You know a show is certainly going to be something when you start the afternoon holding your camera bag under bathroom hairdryer in the basement of a nightclub in the middle of the afternoon. And that is where I found myself to kick off Sled Island’s Mint Records showcase.
Calgary felt a little more like Vancouver thanks a torrential downpour that kicked off early in the day and did not let up. It also felt a little like Vancouver due to the stacked lineup Mint brought to showcase.
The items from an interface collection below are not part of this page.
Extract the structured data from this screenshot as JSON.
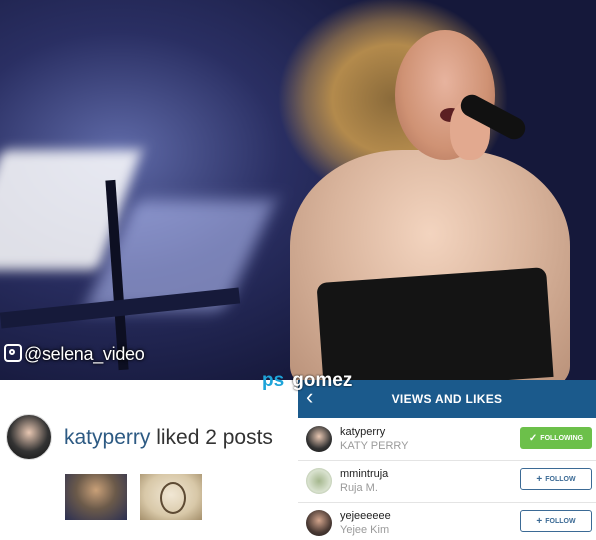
{
  "photo": {
    "instagram_handle": "@selena_video"
  },
  "watermark": {
    "part1": "ps",
    "part2": "gomez"
  },
  "notification": {
    "username": "katyperry",
    "action_text": "liked 2 posts"
  },
  "views_panel": {
    "title": "VIEWS AND LIKES",
    "back_icon": "chevron-left-icon",
    "rows": [
      {
        "username": "katyperry",
        "name": "KATY PERRY",
        "button_label": "FOLLOWING",
        "button_icon": "✓"
      },
      {
        "username": "mmintruja",
        "name": "Ruja M.",
        "button_label": "FOLLOW",
        "button_icon": "+"
      },
      {
        "username": "yejeeeeee",
        "name": "Yejee Kim",
        "button_label": "FOLLOW",
        "button_icon": "+"
      }
    ]
  },
  "colors": {
    "header_blue": "#1b5a8c",
    "following_green": "#6cc04a",
    "username_blue": "#2d5a83",
    "watermark_blue": "#1ea4d9"
  }
}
The Mint Records showcase is a great annual cleanser at Sled Island. Coming at the midpoint of the festival, it’s a free, all-ages event that highlights a broad spectrum of bands all signed to the Mint label. And running for almost five hours, the showcase offers up plenty of time to step in and out of the party.
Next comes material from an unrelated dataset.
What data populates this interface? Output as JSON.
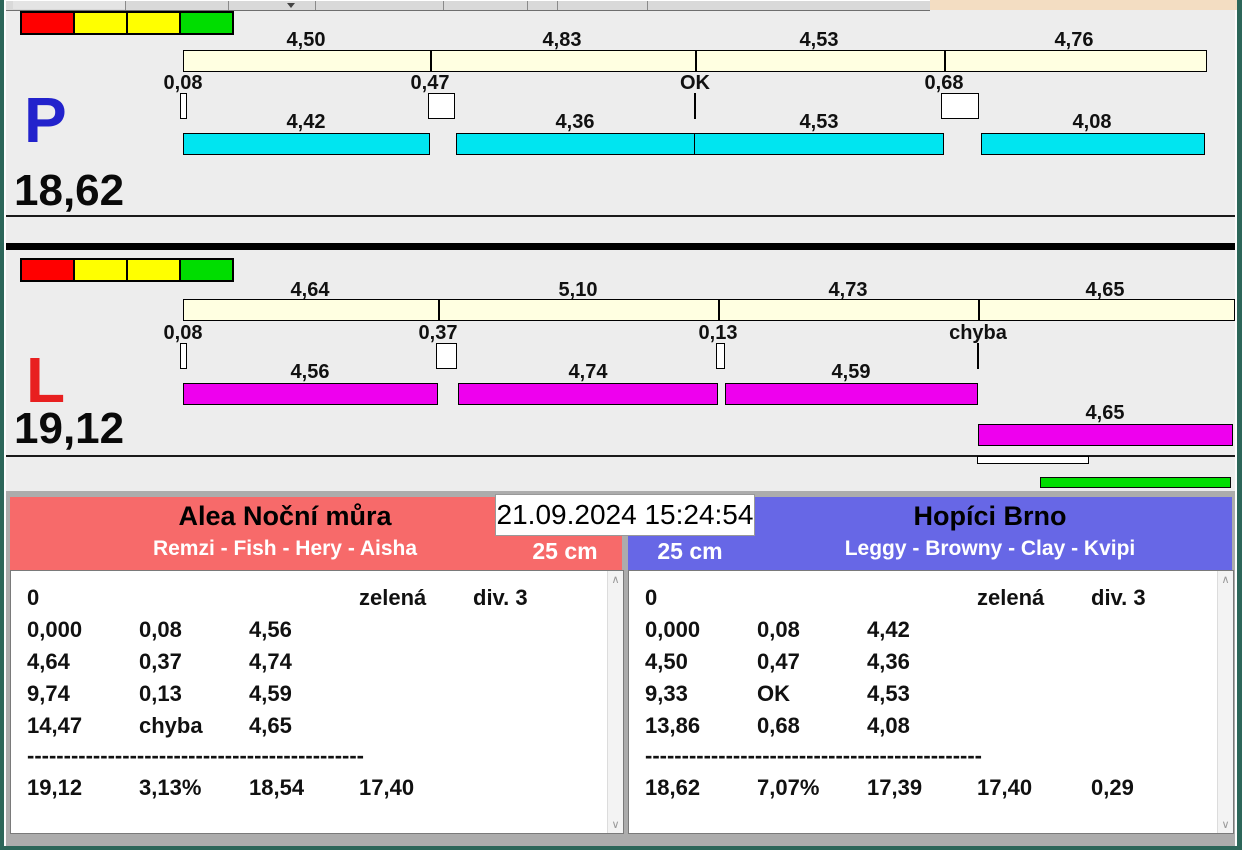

Bridal Party kicked things off with a high-energy set. Vocalists Suzannah Raudaschl and Joseph Leroux weaved breezily in between jangling guitars and easy beats. Supermoon followed up with their signature brand of sugary sweet pop — perfect afternoon music.
Things really started to get going as the rain let up a little leading up to Faith Healer’s set. The trio filled Commonwealth’s cavernous space with their light and breezy energy. It was easy to listen to the music while also navigating the room, running into friends the whole time. I ended up spending a good section of the set lounging on one of the couches, bobbing my head along to the tunes.
By the time Peach Kelli Pop took the stage though, the crowd had coalesced around the front to absorb the band’s saccharine energy. The California-based band is a fresh addition to Mint’s line-up in the past few months, and has spent the past few weeks touring across Canada and the United States. For the Mint showcase, they brought a high-energy set filled with classic tracks — “Hello Kitty Knife” is always a favourite — as well as songs from newer releases.
Speaking of new releases, Vancouver favourites Dumb held their unofficial album launch party as part of the showcase. Playing the day your album drops brings a special spark to the performance and it was easy to see the joy on each of the band members’ faces as they brought those new songs to a new crowd. It was fast, it was joyous and it was a delight to take in.
The mood shifted slightly with final act lié, who took the airy pop of the earlier and sunk it down, down, down into a chilling and resonate heaviness. Sporting leather bondage attire, the group brought pounding guitars and vocals to the stage. As if by sheer force of will, they seemed to clear away the rain. After they concluded, I emerged from the venue bleary-eyed at the sudden sun — it felt like a Sled Island miracle.